  47. Tang CM, Chye ML, Ramalingam S, Ouyang SW, Zhao KJ, Ubhayasekera W, Mowbray SL (2004) Functional analyses of the chitin-binding domains and the catalytic domain of Brassica juncea chitinase BjCHI1. Plant Mol Biol 56:285–298PubMedCrossRefGoogle Scholar
  48. Ubhayasekera W, Tang CM, Ho SW, Berglund G, Bergfors T, Chye ML, Mowbray SL (2007) Crystal structures of a family 19 chitinase from Brassica juncea show flexibility of binding cleft loops. FEBS J 274:3695–3703PubMedCrossRefGoogle Scholar
  49. Vagin A, Teplyakov A (1997) MOLREP: an automated program for molecular replacement. J Appl Crystallogr 30:1022–1025CrossRefGoogle Scholar
  50. van Aalten DM, Komander D, Synstad B, Gaseidnes S, Peter MG, Eijsink VG (2001) Structural insights into the catalytic mechanism of a family 18 exo-chitinase. Proc Natl Acad Sci USA 98:8979–8984PubMedCrossRefGoogle Scholar
  51. van Hengel AJ, Tadesse Z, Immerzeel P, Schols H, van Kammen A, de Vries SC (2001) N-acetylglucosamine and glucosamine-containing arabinogalactan proteins control somatic embryogenesis. Plant Physiol 125:1880–1890PubMedCrossRefGoogle Scholar
  52. Vierheilig H, Alt-Hug M, Wiemken A, Boller T (2001) Hyphal in vitro growth of the arbuscular mycorrhizal fungus Glomus mosseae is affected by chitinase but not by beta-1,3-glucanase. Mycorrhiza 11:279–282CrossRefGoogle Scholar
  53. Wirth SJ, Wolf GA (1990) Dye-labelled substrates for the assay and detection of chitinase and lysozyme activity. J Microbiol Methods 12:197–205CrossRefGoogle Scholar
  54. Wiweger M, Farbos I, Ingouff M, Lagercrantz U, Von Arnold S (2003) Expression of Chia4-Pa chitinase genes during somatic and zygotic embryo development in Norway spruce (Picea abies): similarities and differences between gymnosperm and angiosperm class IV chitinases. J Exp Bot 54:2691–2699PubMedCrossRefGoogle Scholar
  55. Wright CS (1990) 2.2 A resolution structure analysis of two refined N-acetylneuraminyl-lactose–wheat germ agglutinin isolectin complexes. J Mol Biol 215:635–651PubMedCrossRefGoogle Scholar
  56. Yan R, Hou J, Ding D, Guan W, Wang C, Wu Z, Li M (2008) In vitro antifungal activity and mechanism of action of chitinase against four plant pathogenic fungi. J Basic Microbiol 48:293–301PubMedCrossRefGoogle Scholar
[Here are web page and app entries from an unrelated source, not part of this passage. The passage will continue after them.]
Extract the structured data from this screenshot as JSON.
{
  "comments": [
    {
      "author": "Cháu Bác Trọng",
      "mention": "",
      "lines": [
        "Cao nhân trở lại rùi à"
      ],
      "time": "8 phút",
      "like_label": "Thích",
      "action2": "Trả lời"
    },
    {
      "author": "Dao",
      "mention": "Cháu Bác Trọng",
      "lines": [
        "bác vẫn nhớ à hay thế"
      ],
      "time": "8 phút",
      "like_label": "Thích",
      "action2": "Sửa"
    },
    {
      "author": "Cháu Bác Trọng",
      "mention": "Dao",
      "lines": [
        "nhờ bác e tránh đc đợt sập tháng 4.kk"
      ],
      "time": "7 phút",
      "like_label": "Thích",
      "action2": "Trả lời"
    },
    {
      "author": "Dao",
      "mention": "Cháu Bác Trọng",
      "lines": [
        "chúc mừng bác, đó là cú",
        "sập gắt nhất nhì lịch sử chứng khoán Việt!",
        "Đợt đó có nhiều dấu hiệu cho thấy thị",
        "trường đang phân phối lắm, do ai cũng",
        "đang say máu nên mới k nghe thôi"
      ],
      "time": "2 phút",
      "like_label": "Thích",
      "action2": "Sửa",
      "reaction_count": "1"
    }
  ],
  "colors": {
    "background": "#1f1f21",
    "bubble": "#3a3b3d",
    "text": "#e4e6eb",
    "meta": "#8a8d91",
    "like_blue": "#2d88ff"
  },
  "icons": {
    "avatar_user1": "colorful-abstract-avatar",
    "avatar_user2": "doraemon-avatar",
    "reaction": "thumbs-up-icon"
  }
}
Copyright information

© Springer Science+Business Media B.V. 2009

Authors and Affiliations

  • Wimal Ubhayasekera
    • 1
  • Reetika Rawat
    • 2
  • Sharon Wing Tak Ho
    • 2
  • Malgorzata Wiweger
    • 3
  • Sara Von Arnold
    • 4
  • Mee-Len Chye
    • 2
  • Sherry L. Mowbray
    • 1
  1. 1.Department of Molecular Biology, Biomedical CenterSwedish University of Agricultural SciencesUppsalaSweden
  2. 2.School of Biological SciencesThe University of Hong KongHong KongChina
  3. 3.Department of PathologyLeiden University Medical CenterLeidenThe Netherlands
  4. 4.Department of Plant Biology and Forest GeneticsSwedish University of Agricultural SciencesUppsalaSweden

Personalised recommendations